We caught up with Californian brothers Ron and Russell AKA Sparks
Described as “the smartest, most consistently evolving band in the history of rock”, internationally acclaimed pop pioneers, Sparks’ music has always been innovative and instantly identifiable.
Formed in 1972 in Los Angeles by Made up of Californian brothers Ron and Russell Mael the duo are known for their quirky approach to songwriting, Sparks’ music is renowned for its intelligent, sophisticated, and acerbic lyrics, and for the brothers idiosyncratic, theatrical stage presence which is typified in the contrast between Russell’s animated, hyperactive, falsetto frontman antics and Ron’s deadpan scowling.
With the rare ability to blend worldwide chart success with cult following, the band’s frequently changing styles- from rock god to synth pop legends alongside a starkly individual and visual aesthetic have kept the band at the forefront of modern, artful pop music.
Best known for the songs “This Town Ain’t Big Enough for Both of Us”, which reached No. 2 on the UK Singles Chart in 1974; the disco hit “The Number One Song in Heaven” in 1979; Sparks are back with their twenty third studio album ‘Hippopotamus’.
Recorded in Los Angeles and released ahead of a European tour which sees Sparks play Rock City, Nottingham on the 23 September and Birmingham’s O2 Institute 1 on the 24 September ‘Hippopotamus’ sees the brothers take the pop form, shake it up, and create an album that is adventurous, fresh and idiosyncratically ‘Sparks’ – how many band lyrics reference Hieronymus Bosch, Titus Andronicus wearing a snorkel and a Germanic van – and that’s just the title track! It could only be Sparks!

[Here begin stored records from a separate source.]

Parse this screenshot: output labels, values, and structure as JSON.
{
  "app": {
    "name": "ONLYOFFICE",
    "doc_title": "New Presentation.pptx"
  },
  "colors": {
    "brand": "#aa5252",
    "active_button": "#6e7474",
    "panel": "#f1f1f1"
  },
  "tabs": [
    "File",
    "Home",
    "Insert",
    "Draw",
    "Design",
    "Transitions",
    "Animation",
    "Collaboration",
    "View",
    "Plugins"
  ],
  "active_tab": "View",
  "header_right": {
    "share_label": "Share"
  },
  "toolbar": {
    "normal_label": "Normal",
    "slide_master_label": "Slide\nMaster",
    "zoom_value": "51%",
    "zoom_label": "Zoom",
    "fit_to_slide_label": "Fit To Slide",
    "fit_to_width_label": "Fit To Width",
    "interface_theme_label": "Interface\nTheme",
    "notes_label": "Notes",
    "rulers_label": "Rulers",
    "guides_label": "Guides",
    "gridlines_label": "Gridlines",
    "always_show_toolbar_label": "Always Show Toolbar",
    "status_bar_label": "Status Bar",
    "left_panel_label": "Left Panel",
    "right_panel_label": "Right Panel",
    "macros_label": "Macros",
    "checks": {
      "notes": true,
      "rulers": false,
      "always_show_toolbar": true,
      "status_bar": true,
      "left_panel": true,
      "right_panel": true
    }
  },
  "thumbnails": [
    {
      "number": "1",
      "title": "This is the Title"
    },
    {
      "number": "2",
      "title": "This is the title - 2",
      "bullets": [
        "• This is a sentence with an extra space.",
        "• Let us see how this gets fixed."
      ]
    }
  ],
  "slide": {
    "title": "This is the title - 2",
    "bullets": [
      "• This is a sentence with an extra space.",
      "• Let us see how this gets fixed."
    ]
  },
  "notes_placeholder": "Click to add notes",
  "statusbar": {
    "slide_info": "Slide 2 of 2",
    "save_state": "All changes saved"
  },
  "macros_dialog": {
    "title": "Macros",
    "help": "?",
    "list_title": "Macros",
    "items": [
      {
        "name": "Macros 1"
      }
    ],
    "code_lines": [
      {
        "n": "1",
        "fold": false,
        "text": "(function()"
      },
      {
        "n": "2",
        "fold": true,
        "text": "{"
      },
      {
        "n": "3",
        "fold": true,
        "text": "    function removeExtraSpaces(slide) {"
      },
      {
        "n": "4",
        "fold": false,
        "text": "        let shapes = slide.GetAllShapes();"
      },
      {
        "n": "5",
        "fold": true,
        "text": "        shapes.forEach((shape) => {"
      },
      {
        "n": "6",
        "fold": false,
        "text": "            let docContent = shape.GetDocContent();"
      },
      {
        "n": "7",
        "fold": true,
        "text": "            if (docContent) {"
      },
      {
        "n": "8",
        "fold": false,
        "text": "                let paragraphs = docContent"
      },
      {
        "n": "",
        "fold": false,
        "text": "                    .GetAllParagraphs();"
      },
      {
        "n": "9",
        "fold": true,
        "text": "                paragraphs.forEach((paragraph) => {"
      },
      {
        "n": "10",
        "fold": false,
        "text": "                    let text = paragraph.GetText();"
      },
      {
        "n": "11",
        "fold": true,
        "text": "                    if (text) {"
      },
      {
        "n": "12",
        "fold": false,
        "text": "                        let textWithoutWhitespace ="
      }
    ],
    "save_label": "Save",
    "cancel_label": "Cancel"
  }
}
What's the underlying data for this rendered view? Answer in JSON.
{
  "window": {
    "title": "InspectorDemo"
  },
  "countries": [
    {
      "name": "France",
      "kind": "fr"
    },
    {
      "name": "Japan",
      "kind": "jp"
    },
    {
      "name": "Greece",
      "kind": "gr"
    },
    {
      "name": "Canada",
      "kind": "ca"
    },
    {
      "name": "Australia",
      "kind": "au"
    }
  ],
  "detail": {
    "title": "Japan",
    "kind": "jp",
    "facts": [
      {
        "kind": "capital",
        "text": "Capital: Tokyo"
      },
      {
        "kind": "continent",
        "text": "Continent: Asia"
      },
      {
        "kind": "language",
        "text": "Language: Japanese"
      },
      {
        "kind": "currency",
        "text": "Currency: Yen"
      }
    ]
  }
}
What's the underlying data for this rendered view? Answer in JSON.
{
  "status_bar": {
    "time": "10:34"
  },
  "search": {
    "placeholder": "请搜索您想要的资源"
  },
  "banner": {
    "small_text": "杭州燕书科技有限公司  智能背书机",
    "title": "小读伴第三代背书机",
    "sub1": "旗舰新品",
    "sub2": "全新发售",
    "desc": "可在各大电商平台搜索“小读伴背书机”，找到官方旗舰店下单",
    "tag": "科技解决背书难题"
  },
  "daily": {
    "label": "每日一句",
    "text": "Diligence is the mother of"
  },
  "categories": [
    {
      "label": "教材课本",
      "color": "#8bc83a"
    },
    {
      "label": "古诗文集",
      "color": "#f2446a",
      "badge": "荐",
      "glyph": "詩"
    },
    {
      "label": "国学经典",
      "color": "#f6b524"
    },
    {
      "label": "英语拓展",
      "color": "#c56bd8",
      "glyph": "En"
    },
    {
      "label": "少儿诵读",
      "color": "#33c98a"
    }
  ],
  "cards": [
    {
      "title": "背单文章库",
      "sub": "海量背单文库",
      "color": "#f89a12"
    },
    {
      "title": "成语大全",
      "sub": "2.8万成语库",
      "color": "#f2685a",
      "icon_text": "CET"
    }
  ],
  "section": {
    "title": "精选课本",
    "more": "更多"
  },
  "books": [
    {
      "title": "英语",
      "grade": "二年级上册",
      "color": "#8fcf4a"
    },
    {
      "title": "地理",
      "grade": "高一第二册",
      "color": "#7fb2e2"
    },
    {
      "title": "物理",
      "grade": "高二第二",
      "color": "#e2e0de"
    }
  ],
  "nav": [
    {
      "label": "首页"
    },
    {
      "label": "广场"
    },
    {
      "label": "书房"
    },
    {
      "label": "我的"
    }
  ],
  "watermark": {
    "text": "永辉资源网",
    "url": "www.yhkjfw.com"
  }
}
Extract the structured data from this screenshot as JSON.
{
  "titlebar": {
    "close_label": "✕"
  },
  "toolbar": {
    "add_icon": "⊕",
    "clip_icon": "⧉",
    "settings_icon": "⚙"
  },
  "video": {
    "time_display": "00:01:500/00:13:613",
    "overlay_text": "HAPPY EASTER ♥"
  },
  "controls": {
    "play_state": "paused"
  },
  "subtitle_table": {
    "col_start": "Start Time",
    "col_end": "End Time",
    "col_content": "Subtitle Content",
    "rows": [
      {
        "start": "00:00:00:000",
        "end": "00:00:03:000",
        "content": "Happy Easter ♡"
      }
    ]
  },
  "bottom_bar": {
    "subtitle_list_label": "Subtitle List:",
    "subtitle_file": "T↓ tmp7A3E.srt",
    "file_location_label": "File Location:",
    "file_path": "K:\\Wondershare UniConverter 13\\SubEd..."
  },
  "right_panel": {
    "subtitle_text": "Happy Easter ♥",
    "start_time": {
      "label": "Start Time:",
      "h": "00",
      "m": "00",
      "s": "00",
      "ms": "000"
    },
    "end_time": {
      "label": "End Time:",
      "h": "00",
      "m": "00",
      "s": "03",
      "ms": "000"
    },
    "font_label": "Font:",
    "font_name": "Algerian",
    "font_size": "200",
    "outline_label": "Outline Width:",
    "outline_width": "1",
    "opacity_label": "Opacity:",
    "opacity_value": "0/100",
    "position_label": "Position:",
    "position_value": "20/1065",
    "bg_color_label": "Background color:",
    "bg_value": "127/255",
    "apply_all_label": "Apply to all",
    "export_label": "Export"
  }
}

dluxe Magazine caught up with the brothers as they released second single Edith Piaf to find out where they draw their inspiration from, what audiences can expect from the tour and to find out which brother tells the best jokes…
Where did the inspiration for the title track of your new album, ‘Hippopotamus’ come from?
Ron: We had written the instrumental music for the song first and it needed a subject matter as idiosyncratic as the music. The word ‘Hippopotamus’ sounds cool and fit, and then it was working backwards and figuring out what happens in a song called ‘Hippopotamus’. Voila!
With a vast catalogue of material to draw from, what can fans expect to hear on ‘The Hippopotamus Tour’?
Russell: We will be doing an assortment of songs from out past albums as well as heavy emphasis on Hippopotamus. We are very proud of the new album and feel it’s a vital part of our catalogue and would love to share it with our fans. But yes, old songs as well!
You have been creating art, music and film for a few decades now – how has your process changed over the years?
Ron: Ideas are always the key and that never changes, but technology has allowed us new ways to make these ideas concrete. Musically we’re able to experiment more since we can record on our own, without worrying about time or budgetary constraints.
Which Sparks record would you suggest a newcomer listens to first?
Russell: They should start with our compilation box set call ‘New Music For Amnesiacs – The Essential Collection.’ This package is a perfect introduction to our career. It has songs from every album as well as a beautiful book documenting our career. And a bunch of assorted goodies thrown in as well. Highly recommended.
How does making a Sparks album differ from scoring a film, or a musical?
Ron: In an album, it is a collection of 3 or 4-minute complete ideas, whereas in a film, an idea is developed over an hour and a half or two hours. We tend, though, to use cinematic themes and sounds in our songs and a Sparks sensibility in our film and musical work, so there is quite a bit of crossover.
You’ve said that you find it frustrating that artists often play it safe and aren’t very adventurous. Which contemporary bands / musicians do you think are being bold with their music?
Russell: I’m not sure that there’s someone out there risking it all on their latest work.
At the start of your career you were drawn to the UK and it is where you had your first hit. What is it about the UK that appeals to you, and why do you think British music lovers are so drawn to you and your music?
Ron: We can’t completely explain it. All we know is that we had 2 albums out in the states that had very limited following and after moving to London in late ’73, we had tremendous success with Kimono My House. We had always thought of ourselves as more of a British band than an American band stylistically, so I suppose that has something to do with it. However there does seem to be an openness to eccentricity in Britain.
We’ve seen you perform with various set ups, from the stripped back ‘Two Hands One Mouth’ tour to performing at the Barbican with a 35-piece orchestra – what will you have in your musical bag of tricks this time?
Ron: Just you Wait! In the meantime, we very much look forward to touring with a fantastic band on the Hippopotamus tour!
If you could travel back in time to when you formed the band, and give yourselves one piece of advice, what would you say?
Russell: Make sure you book aisle seats.
Who tells the better jokes – Ron or Russell?
Russell: See Question 9. Obviously, Russell tells better jokes.
Hippopotamus by Sparks is available to buy, stream or download now.
Catch them live at Rock City, Nottingham on the 23rd September and Birmingham’s O2 Institute 1 on the 24th September.
For tour tickets visit www.allsparks.com